12/11/2012 12:04 GMT | Updated 12/01/2013 05:12 GMT

Give Us the Vote, and Now

We are constantly hearing news about how politicians are trying to get young people politically active, but the answer is simple - Give us the vote. With Alex Salmond's decision to allow sixteen year olds the vote on the referendum regarding Scottish independence, his attempt to restore political participation for young people deserves credit. Unfortunately, like many attempts to encourage teenagers to involve themselves in political affairs, his plan is flawed.

Teenagers of sixteen and over will be allowed to vote on whether Scotland should be devolved, however they won't even be allowed to vote at the next general election. It hardly seems fair that young Scots will be able to have a say on only one issue, and subsequently be ignored as before, like the rest of the young people across England, Wales and Northern Ireland.

At the age of sixteen, I can now legally join the army, get a full-time job, leave home without my parents' consent and get married, yet people my age still find themselves denied the right to vote, one of the most important rights you can have in a democratic country. How can it be that anyone of my age can get a job and pay taxes towards a government whom they are not even able to vote for?

Not only is the vote a right for teenagers our age, but it is also a necessity if our generation is to become more involved with political activity and community awareness. Local issues and decision-making would play a far larger role for many teenagers once they had the right to vote, for the simple reason that the right to vote encourages people to become more involved in politics, as they want to be aware of who they are being represented by. Not only would political stability improve on a local level, but arguably even more so at national level, for the reason that the decision to give us the vote would see a sharp increase in voter turnout at the next general election. Undoubtedly many issues over the last few years would be strongly reflected in the young people's vote, such as the summer riots last year and the government spending cuts. The vote would give young people a far greater influence over political decisions taken by government ministers, such as the decision to scrap the educational maintenance allowance for poorer young people, which undeniably would have not been passed through parliament so willingly if there were thousands of young people ( with the power to vote) opposing such reforms.

The hardest point to get my head around, however, is the fact that by sixteen years of age the majority of us are using public services on a regular bases, and as much (if not more) than the adults who vote in the government controlling these public services. The idea that we aren't able to elect in the people who play such an essential role in our everyday life doesn't exactly appear democratic. If the government wants to get us involved in politics, at least start off by letting us have the right to vote in a politician who we think will benefit our lives, even if that be on a small local issue.

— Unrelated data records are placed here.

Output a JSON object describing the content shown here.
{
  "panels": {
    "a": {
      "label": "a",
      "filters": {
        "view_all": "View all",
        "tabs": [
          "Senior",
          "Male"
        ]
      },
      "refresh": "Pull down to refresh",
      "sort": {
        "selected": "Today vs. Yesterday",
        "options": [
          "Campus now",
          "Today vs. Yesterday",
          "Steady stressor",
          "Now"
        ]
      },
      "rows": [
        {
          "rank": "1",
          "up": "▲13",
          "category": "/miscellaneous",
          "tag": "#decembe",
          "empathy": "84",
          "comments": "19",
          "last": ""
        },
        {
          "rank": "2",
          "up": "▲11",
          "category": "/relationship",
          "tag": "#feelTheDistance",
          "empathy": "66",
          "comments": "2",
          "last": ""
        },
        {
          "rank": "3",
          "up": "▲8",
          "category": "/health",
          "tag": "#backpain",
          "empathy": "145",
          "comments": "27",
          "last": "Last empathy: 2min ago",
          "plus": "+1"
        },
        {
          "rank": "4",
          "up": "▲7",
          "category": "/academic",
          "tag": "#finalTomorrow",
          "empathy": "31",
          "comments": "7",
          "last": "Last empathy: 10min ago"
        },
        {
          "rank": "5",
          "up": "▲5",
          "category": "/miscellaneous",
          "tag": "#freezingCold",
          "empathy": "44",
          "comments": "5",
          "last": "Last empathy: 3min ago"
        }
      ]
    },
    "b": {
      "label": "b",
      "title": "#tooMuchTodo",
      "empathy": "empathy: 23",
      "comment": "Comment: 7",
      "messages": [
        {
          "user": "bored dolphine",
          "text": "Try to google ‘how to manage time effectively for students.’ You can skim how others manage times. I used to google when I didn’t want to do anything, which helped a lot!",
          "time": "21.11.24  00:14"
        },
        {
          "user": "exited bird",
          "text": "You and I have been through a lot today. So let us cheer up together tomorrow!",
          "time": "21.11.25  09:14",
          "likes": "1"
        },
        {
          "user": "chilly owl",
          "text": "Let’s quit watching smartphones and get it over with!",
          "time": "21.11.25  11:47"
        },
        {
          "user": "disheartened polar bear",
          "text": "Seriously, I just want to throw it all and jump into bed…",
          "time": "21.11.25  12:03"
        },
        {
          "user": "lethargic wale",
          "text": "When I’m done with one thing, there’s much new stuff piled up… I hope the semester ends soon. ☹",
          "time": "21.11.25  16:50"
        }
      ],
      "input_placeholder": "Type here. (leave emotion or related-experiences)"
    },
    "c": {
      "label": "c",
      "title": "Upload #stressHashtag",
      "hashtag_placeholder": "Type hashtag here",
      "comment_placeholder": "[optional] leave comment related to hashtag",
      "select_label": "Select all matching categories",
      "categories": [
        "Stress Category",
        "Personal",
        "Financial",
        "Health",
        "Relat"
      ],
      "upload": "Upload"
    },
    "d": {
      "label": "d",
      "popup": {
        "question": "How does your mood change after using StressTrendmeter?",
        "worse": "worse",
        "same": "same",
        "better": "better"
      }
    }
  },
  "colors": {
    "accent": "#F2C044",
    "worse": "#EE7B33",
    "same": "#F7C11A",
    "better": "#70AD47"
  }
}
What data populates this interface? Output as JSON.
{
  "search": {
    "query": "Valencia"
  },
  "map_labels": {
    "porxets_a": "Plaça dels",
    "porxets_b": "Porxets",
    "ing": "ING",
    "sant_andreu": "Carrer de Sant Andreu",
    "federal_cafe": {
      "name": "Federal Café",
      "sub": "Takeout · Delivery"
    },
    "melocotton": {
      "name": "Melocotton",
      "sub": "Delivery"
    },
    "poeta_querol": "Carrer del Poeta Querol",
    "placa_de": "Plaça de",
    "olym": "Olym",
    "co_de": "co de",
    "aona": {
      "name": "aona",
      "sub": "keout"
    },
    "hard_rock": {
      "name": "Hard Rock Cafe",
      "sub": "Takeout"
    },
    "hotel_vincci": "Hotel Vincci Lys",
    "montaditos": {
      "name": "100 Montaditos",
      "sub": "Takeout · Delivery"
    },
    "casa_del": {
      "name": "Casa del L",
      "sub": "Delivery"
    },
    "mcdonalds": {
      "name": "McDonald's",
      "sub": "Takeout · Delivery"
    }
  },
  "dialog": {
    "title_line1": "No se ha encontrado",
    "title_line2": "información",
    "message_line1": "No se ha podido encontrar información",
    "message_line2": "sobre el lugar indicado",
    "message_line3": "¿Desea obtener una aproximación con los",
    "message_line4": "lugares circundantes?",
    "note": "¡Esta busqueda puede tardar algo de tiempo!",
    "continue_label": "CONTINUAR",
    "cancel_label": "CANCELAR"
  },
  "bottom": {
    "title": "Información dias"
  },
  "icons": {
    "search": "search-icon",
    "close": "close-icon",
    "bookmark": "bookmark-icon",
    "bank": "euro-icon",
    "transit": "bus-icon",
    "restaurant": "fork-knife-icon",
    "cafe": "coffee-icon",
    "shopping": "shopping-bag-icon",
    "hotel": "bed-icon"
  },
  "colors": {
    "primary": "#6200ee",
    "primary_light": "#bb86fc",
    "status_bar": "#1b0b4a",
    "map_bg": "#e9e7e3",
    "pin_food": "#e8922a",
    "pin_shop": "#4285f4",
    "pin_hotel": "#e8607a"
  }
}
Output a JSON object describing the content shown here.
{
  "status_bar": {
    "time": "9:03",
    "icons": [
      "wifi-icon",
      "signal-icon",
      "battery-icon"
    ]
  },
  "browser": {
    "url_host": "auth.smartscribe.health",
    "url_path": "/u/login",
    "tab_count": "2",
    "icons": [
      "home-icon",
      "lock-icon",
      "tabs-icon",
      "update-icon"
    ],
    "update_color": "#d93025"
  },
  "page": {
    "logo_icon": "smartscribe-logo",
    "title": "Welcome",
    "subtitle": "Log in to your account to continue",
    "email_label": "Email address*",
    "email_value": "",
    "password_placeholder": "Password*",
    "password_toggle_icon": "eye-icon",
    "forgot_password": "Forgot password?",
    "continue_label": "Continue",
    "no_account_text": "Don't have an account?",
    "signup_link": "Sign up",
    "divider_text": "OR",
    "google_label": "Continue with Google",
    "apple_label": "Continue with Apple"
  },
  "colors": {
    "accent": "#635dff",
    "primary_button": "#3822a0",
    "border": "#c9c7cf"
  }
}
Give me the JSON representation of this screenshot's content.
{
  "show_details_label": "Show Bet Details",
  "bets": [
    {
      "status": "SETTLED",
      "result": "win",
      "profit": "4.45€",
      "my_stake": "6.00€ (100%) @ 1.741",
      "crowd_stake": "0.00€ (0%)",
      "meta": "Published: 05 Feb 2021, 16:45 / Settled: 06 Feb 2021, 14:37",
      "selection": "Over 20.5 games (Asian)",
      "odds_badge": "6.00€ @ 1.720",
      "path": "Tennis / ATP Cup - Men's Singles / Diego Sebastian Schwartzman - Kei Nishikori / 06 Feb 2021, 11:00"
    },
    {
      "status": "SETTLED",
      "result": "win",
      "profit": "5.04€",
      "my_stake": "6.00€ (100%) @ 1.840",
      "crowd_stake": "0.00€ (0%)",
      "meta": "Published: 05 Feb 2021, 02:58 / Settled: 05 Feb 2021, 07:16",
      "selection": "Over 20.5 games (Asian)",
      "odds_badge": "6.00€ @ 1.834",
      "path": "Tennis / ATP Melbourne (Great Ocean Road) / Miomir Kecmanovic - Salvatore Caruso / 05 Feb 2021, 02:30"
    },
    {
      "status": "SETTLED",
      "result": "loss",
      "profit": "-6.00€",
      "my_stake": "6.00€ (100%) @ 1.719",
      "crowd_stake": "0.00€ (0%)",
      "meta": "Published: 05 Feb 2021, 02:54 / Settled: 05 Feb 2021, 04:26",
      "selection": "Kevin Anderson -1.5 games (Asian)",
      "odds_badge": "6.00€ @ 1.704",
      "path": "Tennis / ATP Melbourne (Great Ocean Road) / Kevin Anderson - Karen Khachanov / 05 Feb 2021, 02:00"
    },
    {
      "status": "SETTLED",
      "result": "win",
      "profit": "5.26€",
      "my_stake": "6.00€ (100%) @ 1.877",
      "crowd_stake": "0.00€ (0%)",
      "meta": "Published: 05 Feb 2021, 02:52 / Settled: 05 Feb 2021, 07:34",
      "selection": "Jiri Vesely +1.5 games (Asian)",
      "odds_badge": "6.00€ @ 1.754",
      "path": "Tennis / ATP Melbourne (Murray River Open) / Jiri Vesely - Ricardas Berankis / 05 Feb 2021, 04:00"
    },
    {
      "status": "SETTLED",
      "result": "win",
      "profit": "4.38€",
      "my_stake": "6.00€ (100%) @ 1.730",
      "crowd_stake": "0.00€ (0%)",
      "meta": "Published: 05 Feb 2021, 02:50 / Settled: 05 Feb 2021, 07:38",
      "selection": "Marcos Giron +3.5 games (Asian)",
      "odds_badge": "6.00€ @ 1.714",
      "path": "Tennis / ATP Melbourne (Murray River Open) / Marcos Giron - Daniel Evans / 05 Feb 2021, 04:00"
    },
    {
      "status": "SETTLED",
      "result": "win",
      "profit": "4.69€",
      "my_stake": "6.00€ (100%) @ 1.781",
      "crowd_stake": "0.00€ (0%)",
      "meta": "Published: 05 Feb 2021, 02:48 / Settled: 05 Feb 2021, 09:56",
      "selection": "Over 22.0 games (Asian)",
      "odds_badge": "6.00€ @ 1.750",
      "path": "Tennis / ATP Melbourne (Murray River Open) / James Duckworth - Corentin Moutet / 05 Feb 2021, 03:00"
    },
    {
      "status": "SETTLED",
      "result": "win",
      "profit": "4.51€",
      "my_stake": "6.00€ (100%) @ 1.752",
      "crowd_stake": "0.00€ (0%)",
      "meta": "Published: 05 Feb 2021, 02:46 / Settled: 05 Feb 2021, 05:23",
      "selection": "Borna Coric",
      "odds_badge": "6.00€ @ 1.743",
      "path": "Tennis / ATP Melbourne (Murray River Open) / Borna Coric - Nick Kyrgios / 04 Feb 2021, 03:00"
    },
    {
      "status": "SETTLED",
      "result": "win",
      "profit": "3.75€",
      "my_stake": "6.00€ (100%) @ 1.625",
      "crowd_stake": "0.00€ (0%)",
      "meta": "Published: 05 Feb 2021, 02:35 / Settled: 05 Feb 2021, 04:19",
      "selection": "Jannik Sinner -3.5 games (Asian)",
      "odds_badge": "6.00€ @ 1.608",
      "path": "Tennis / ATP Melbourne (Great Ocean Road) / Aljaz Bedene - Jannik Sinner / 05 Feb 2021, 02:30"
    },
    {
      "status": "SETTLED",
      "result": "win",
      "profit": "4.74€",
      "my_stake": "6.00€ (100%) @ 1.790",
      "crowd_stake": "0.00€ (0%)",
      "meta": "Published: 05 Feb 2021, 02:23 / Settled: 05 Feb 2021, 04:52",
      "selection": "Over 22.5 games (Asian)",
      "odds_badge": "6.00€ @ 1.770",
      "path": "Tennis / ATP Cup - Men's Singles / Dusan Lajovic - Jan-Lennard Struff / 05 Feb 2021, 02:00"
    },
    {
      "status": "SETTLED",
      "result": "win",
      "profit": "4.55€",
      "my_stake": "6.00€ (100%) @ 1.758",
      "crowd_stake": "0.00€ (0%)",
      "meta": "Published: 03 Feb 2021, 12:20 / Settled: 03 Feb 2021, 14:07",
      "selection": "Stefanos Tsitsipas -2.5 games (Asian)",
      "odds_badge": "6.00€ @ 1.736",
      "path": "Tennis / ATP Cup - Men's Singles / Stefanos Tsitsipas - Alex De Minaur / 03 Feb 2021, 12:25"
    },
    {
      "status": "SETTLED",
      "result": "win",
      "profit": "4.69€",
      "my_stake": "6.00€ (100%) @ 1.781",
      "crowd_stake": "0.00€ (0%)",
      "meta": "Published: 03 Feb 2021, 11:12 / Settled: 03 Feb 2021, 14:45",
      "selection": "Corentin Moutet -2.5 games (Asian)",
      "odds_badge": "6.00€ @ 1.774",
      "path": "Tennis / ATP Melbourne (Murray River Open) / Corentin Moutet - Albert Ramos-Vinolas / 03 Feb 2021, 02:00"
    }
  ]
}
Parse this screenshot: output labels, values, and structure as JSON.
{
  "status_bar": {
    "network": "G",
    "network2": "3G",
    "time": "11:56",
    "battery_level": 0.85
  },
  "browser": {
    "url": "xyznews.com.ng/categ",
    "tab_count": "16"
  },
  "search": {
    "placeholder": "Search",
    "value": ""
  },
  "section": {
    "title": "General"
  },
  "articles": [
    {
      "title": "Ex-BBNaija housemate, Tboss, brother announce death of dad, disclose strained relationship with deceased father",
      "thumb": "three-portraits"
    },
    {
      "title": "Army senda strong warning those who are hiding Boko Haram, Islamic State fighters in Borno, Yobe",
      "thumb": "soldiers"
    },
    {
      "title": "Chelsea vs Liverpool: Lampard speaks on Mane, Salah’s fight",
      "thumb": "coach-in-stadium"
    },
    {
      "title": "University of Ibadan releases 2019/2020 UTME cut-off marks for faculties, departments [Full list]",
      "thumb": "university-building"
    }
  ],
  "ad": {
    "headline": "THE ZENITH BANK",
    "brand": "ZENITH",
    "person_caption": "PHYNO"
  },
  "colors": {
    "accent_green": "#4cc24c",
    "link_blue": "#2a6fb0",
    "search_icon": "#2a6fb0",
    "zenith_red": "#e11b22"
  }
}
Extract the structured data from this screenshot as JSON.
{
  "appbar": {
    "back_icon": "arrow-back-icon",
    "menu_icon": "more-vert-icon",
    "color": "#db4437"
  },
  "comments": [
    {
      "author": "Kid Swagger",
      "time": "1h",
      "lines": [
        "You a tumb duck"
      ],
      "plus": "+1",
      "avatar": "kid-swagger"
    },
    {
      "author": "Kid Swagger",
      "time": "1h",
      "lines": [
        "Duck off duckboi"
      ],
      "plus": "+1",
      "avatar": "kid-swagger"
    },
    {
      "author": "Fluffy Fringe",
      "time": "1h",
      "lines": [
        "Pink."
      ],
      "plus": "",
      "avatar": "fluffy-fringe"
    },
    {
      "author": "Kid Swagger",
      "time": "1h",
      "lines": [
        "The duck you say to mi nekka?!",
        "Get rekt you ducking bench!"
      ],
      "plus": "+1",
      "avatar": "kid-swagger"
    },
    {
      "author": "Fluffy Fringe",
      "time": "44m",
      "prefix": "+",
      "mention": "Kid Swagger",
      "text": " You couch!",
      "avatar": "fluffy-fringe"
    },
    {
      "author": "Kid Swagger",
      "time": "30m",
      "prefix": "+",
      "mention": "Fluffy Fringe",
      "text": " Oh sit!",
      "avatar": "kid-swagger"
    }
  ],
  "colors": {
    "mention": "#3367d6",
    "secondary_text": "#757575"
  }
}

Although I accept the argument presented by many people that some teenagers aren't informed enough to make a proper decision on who to vote for, next time you visit a school just ask sixteen year olds what sort of policies they would vote for, and you will find the majority of those policies are the same ones being discussed in Westminster. The point I am trying to make is that young people my age share many beliefs of those eligible to vote, and our intentions for achieving a fair and healthy society are the same as those of adults.